Flood Warning System—Sirens placed in strategic locations in Vassar are sounded when a flood warning as determined by the National Weather Service and City personnel monitoring the drain and river levels deem it necessary to warn the residents of Vassar.  This warning means flooding is imminent and very likely to occur.  People within the floodplains of either the Cass River or the Moore Drain should move to higher ground out of the floodplain.  The public service channel on cable TV will also broadcast emergency messages relating to flooding.  Tune into that channel for up to date emergency messages.    If the city or county’s emergency services personnel issue an evacuation order, follow their instructions. 

Other flood warning tips to remember are:

  • Never enter a flooded basement unless the electrical power has been turned off at the fuse box.  If the power has not been turned off and any electrical boxes or outlets have been covered by water, the floodwater will be “energized” presenting a serious risk of electrocution.
  • Never drive through standing water or across flooded streets or bridges.  Sometimes floodwaters may destroy the road, bridge or erode the culverts to point where there is no longer a surface to drive on.  Often this cannot be seen because of the floodwater.  Less than a foot of flowing water will move a vehicle off the road and into the floodwaters.  More deaths from flooding occur in cars than anyplace else.
  • Stay away from downed power lines.  Do even get close to them.  Report downed lines to the City police, fire department or to the utility company.
  • Don’t try and start electrical motors that have been exposed to floodwaters until they have been cleaned and dried by a qualified technician.
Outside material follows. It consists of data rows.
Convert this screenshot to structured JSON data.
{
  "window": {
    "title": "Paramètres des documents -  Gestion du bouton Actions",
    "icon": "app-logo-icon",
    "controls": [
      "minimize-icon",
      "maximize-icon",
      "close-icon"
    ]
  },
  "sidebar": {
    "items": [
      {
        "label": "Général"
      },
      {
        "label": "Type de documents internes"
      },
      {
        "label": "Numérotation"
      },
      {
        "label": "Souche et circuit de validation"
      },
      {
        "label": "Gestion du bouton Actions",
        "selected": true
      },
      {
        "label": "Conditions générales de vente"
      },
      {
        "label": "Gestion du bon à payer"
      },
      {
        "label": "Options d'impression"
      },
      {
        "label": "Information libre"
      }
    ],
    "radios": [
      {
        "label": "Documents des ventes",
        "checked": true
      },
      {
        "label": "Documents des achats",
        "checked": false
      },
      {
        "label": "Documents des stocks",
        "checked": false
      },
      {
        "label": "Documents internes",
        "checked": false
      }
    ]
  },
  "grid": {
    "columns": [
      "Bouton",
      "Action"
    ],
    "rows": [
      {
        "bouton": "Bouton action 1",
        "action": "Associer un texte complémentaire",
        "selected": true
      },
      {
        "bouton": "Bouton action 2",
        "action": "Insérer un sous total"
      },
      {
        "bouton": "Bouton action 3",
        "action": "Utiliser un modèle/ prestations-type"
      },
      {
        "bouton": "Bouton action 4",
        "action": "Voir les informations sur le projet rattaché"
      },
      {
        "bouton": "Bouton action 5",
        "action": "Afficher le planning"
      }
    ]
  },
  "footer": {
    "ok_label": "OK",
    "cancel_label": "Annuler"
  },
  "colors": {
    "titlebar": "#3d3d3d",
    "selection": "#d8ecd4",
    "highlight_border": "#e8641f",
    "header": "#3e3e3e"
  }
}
Be Kind to Storm Sewers and Drains—While the County Drain Commissioner is responsible for the overall maintenance and integrity of the Moore Drain (and any other county drains within the City), each resident can help to ensure the drains and the storm sewers operate as they were designed.  Do not discard trash, lawn clippings or any other material into either the drains or the storm sewers.  Doing so will decrease the systems’ capacities and make them unable to operate as they were meant to.  This may cause flooding because of debris blocking culverts or pipes, backing water up to higher levels than anticipated.  Additionally, any foreign debris or material in the systems eventually finds its way to the Cass River, degrading the water quality and making it less desirable to aquatic animals as well as humans.  If you see a problem with any of the county drains, report them to the County Drain Commissioner’s office in Caro, at 989-672-3820.

Natural and Beneficial Functions—The floodplain areas of the Cass River and the Moore drain, where not occupied by development, provide a significant resource to our community.  They contain numerous wetlands as well as hold and store floodwaters during heavy rainfall and snowmelt events.  The wetlands, in addition to providing flood storage, also harbor and provide homes and breeding grounds to many species of animals.  The floodplain and wetlands also help to improve and maintain high water quality in our streams by filtering runoff following rainstorms.  As the runoff moves across the floodplains and through the wetlands, pollutants are filtered out of the water before it reaches the river or the drain.  Our Rails to Trails pathway along the Cass River, passing through wetland areas, is another example of how the floodplains have been used for recreational benefits.  Protect these areas wherever and whenever possible.  We will all realize the benefits. 

Questions?  Contact the City’s DPW Director, Carl Miller, at: (989) 823-7231 or City Manager, Brian Chapman, at City Hall at: (989) 823-8517